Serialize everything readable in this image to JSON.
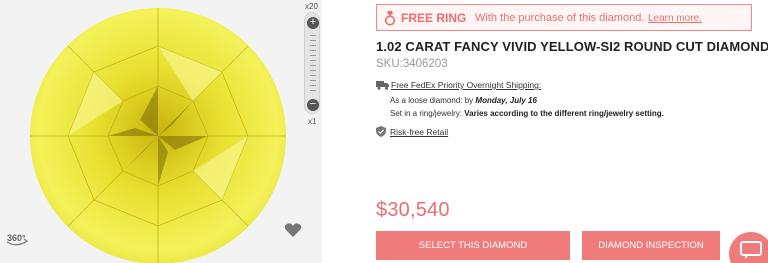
{
  "viewer": {
    "zoom_max_label": "x20",
    "zoom_min_label": "x1",
    "zoom_in_symbol": "+",
    "zoom_out_symbol": "−",
    "badge_360_label": "360°",
    "icons": {
      "zoom_in": "plus-icon",
      "zoom_out": "minus-icon",
      "wishlist": "heart-icon",
      "rotate": "360-view-icon"
    },
    "colors": {
      "diamond_light": "#f2ef3a",
      "diamond_dark": "#8a7a10",
      "background": "#f3f3f3"
    }
  },
  "promo": {
    "strong": "FREE RING",
    "text": "With the purchase of this diamond.",
    "link": "Learn more.",
    "icon": "ring-icon",
    "color": "#e76f6f"
  },
  "product": {
    "title": "1.02 CARAT FANCY VIVID YELLOW-SI2 ROUND CUT DIAMOND",
    "sku": "SKU:3406203",
    "price": "$30,540"
  },
  "shipping": {
    "link": "Free FedEx Priority Overnight Shipping:",
    "loose_prefix": "As a loose diamond: by",
    "loose_date": "Monday, July 16",
    "ring_prefix": "Set in a ring/jewelry:",
    "ring_value": "Varies according to the different ring/jewelry setting.",
    "icon": "truck-icon"
  },
  "risk": {
    "link": "Risk-free Retail",
    "icon": "shield-icon"
  },
  "actions": {
    "select_label": "SELECT THIS DIAMOND",
    "inspect_label": "DIAMOND INSPECTION",
    "accent": "#f07b7b"
  },
  "chat": {
    "icon": "chat-icon"
  }
}
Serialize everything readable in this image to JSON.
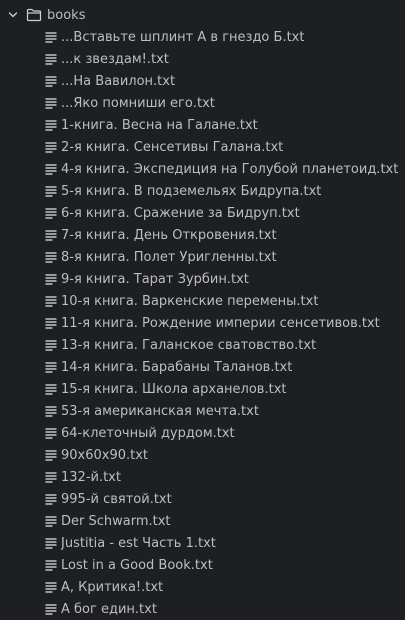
{
  "folder": {
    "name": "books",
    "expanded": true,
    "chevron_icon": "chevron-down-icon",
    "folder_icon": "folder-icon"
  },
  "file_icon": "text-file-icon",
  "files": [
    "...Вставьте шплинт А в гнездо Б.txt",
    "...к звездам!.txt",
    "...На Вавилон.txt",
    "...Яко помниши его.txt",
    "1-книга. Весна на Галане.txt",
    "2-я книга. Сенсетивы Галана.txt",
    "4-я книга. Экспедиция на Голубой планетоид.txt",
    "5-я книга. В подземельях Бидрупа.txt",
    "6-я книга. Сражение за Бидруп.txt",
    "7-я книга. День Откровения.txt",
    "8-я книга. Полет Уригленны.txt",
    "9-я книга. Тарат Зурбин.txt",
    "10-я книга. Варкенские перемены.txt",
    "11-я книга. Рождение империи сенсетивов.txt",
    "13-я книга. Галанское сватовство.txt",
    "14-я книга. Барабаны Таланов.txt",
    "15-я книга. Школа арханелов.txt",
    "53-я американская мечта.txt",
    "64-клеточный дурдом.txt",
    "90х60х90.txt",
    "132-й.txt",
    "995-й святой.txt",
    "Der Schwarm.txt",
    "Justitia - est Часть 1.txt",
    "Lost in a Good Book.txt",
    "А, Критика!.txt",
    "А бог един.txt"
  ],
  "colors": {
    "background": "#1e1f22",
    "text": "#bcbec4",
    "icon": "#ced0d6"
  }
}
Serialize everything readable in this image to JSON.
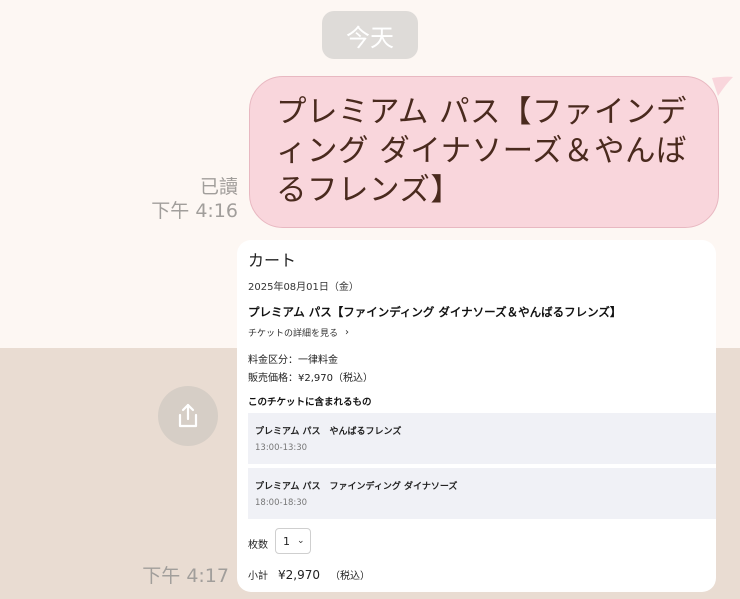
{
  "chat": {
    "date_divider": "今天",
    "read_status": "已讀",
    "message_time_1": "下午 4:16",
    "message_time_2": "下午 4:17",
    "message_text": "プレミアム パス【ファインディング ダイナソーズ＆やんばるフレンズ】",
    "bubble_color": "#f9d6dc",
    "share_icon": "share-icon"
  },
  "cart": {
    "title": "カート",
    "date": "2025年08月01日（金）",
    "ticket_name": "プレミアム パス【ファインディング ダイナソーズ＆やんばるフレンズ】",
    "details_link": "チケットの詳細を見る",
    "price_category": "料金区分：一律料金",
    "sale_price": "販売価格：¥2,970（税込）",
    "included_heading": "このチケットに含まれるもの",
    "items": [
      {
        "name": "プレミアム パス　やんばるフレンズ",
        "time": "13:00-13:30"
      },
      {
        "name": "プレミアム パス　ファインディング ダイナソーズ",
        "time": "18:00-18:30"
      }
    ],
    "quantity_label": "枚数",
    "quantity_value": "1",
    "subtotal_label": "小計",
    "subtotal_amount": "¥2,970",
    "subtotal_tax": "（税込）"
  }
}
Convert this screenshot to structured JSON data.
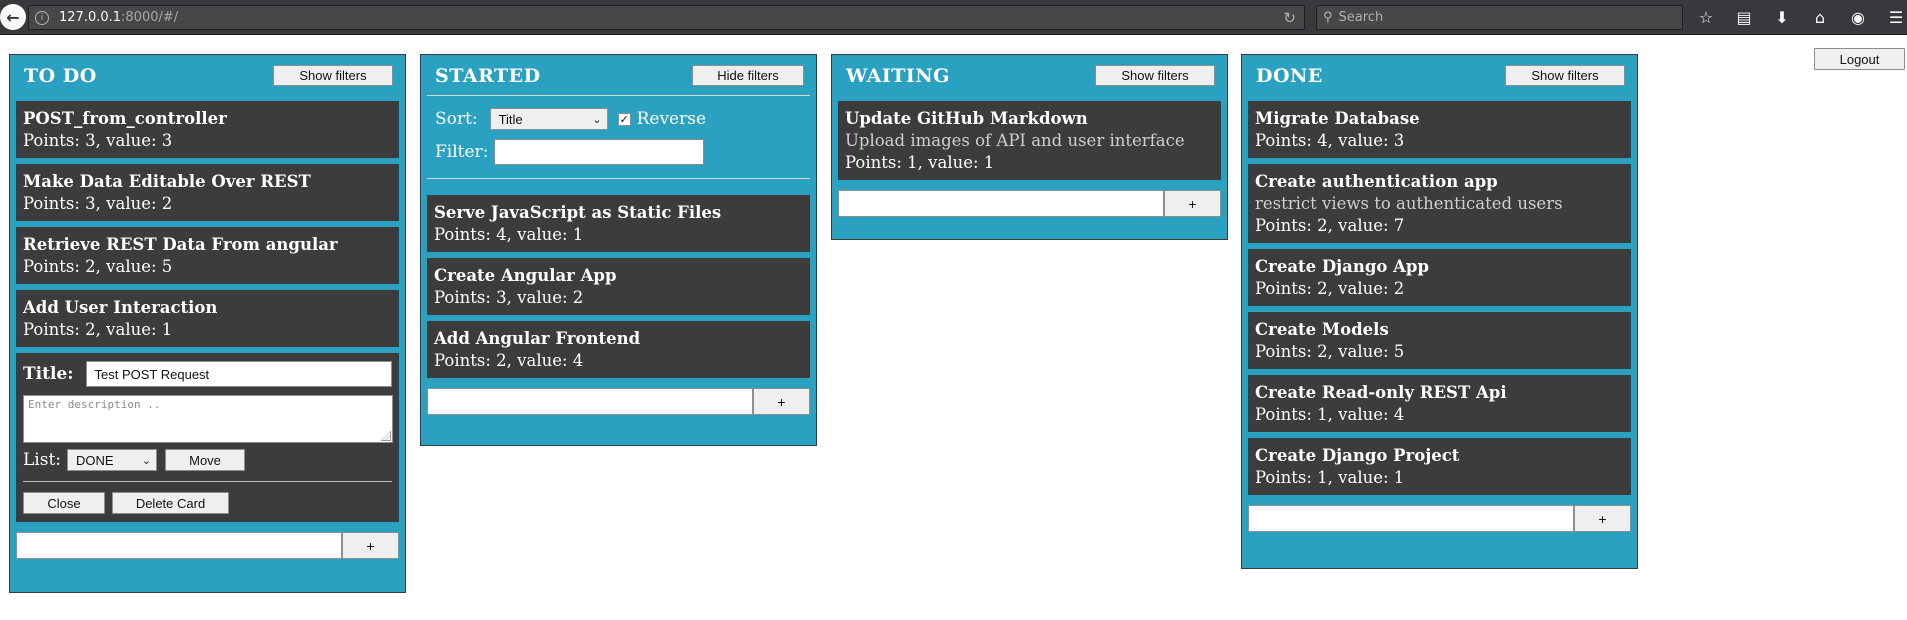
{
  "browser": {
    "url_host": "127.0.0.1",
    "url_path": ":8000/#/",
    "search_placeholder": "Search"
  },
  "logout_label": "Logout",
  "add_button_label": "+",
  "columns": {
    "todo": {
      "title": "TO DO",
      "filter_button": "Show filters",
      "cards": [
        {
          "title": "POST_from_controller",
          "meta": "Points: 3, value: 3"
        },
        {
          "title": "Make Data Editable Over REST",
          "meta": "Points: 3, value: 2"
        },
        {
          "title": "Retrieve REST Data From angular",
          "meta": "Points: 2, value: 5"
        },
        {
          "title": "Add User Interaction",
          "meta": "Points: 2, value: 1"
        }
      ],
      "edit_form": {
        "title_label": "Title:",
        "title_value": "Test POST Request",
        "description_placeholder": "Enter description ..",
        "list_label": "List:",
        "list_selected": "DONE",
        "move_label": "Move",
        "close_label": "Close",
        "delete_label": "Delete Card"
      }
    },
    "started": {
      "title": "STARTED",
      "filter_button": "Hide filters",
      "sort_label": "Sort:",
      "sort_selected": "Title",
      "reverse_label": "Reverse",
      "reverse_checked": true,
      "filter_label": "Filter:",
      "cards": [
        {
          "title": "Serve JavaScript as Static Files",
          "meta": "Points: 4, value: 1"
        },
        {
          "title": "Create Angular App",
          "meta": "Points: 3, value: 2"
        },
        {
          "title": "Add Angular Frontend",
          "meta": "Points: 2, value: 4"
        }
      ]
    },
    "waiting": {
      "title": "WAITING",
      "filter_button": "Show filters",
      "cards": [
        {
          "title": "Update GitHub Markdown",
          "description": "Upload images of API and user interface",
          "meta": "Points: 1, value: 1"
        }
      ]
    },
    "done": {
      "title": "DONE",
      "filter_button": "Show filters",
      "cards": [
        {
          "title": "Migrate Database",
          "meta": "Points: 4, value: 3"
        },
        {
          "title": "Create authentication app",
          "description": "restrict views to authenticated users",
          "meta": "Points: 2, value: 7"
        },
        {
          "title": "Create Django App",
          "meta": "Points: 2, value: 2"
        },
        {
          "title": "Create Models",
          "meta": "Points: 2, value: 5"
        },
        {
          "title": "Create Read-only REST Api",
          "meta": "Points: 1, value: 4"
        },
        {
          "title": "Create Django Project",
          "meta": "Points: 1, value: 1"
        }
      ]
    }
  }
}
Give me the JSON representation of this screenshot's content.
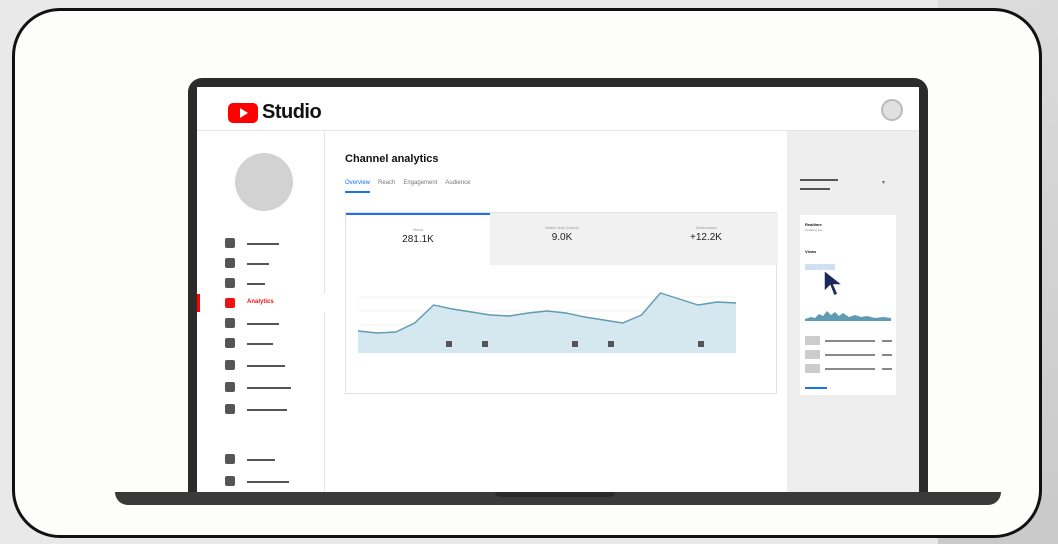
{
  "app": {
    "title": "Studio"
  },
  "nav": {
    "active_label": "Analytics"
  },
  "page": {
    "title": "Channel analytics",
    "tabs": [
      "Overview",
      "Reach",
      "Engagement",
      "Audience"
    ],
    "active_tab": 0
  },
  "metrics": [
    {
      "label": "Views",
      "value": "281.1K"
    },
    {
      "label": "Watch time (hours)",
      "value": "9.0K"
    },
    {
      "label": "Subscribers",
      "value": "+12.2K"
    }
  ],
  "chart_data": {
    "type": "area",
    "x": [
      0,
      1,
      2,
      3,
      4,
      5,
      6,
      7,
      8,
      9,
      10,
      11,
      12,
      13,
      14,
      15,
      16,
      17,
      18,
      19,
      20
    ],
    "values": [
      22,
      20,
      21,
      30,
      48,
      44,
      41,
      38,
      37,
      40,
      42,
      40,
      36,
      33,
      30,
      38,
      60,
      54,
      48,
      51,
      50
    ],
    "ylim": [
      0,
      70
    ],
    "grid": true
  },
  "right_panel": {
    "title": "Realtime",
    "subtitle": "Updating live",
    "section": "Views"
  },
  "colors": {
    "accent": "#1a73e8",
    "brand": "#ff0000",
    "chart_fill": "#d6e8ef",
    "chart_line": "#5f9bb4"
  }
}
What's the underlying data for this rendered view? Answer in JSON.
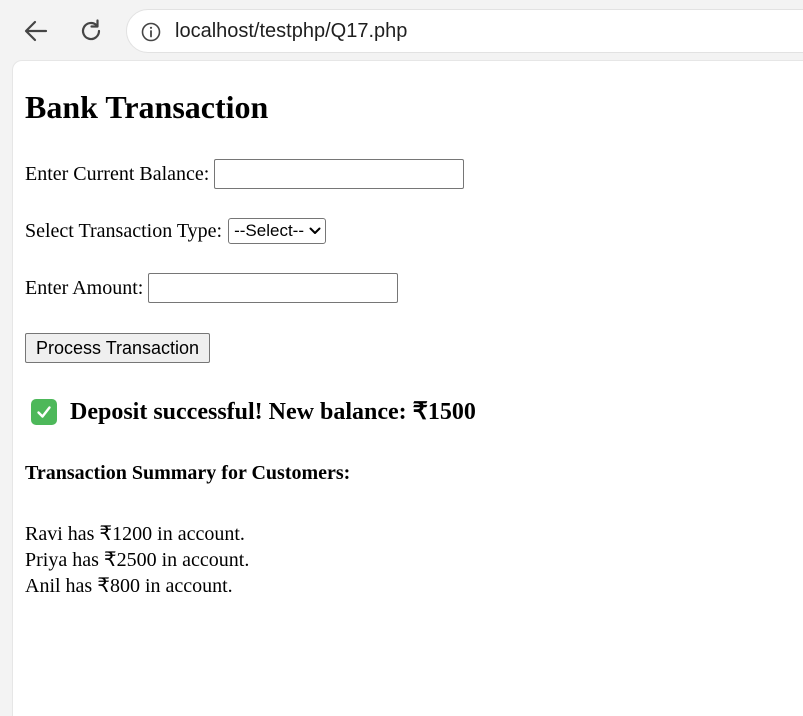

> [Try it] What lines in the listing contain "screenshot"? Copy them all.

> [Task answer]
Convert this screenshot to structured JSON data.
Give me the JSON representation of this screenshot's content.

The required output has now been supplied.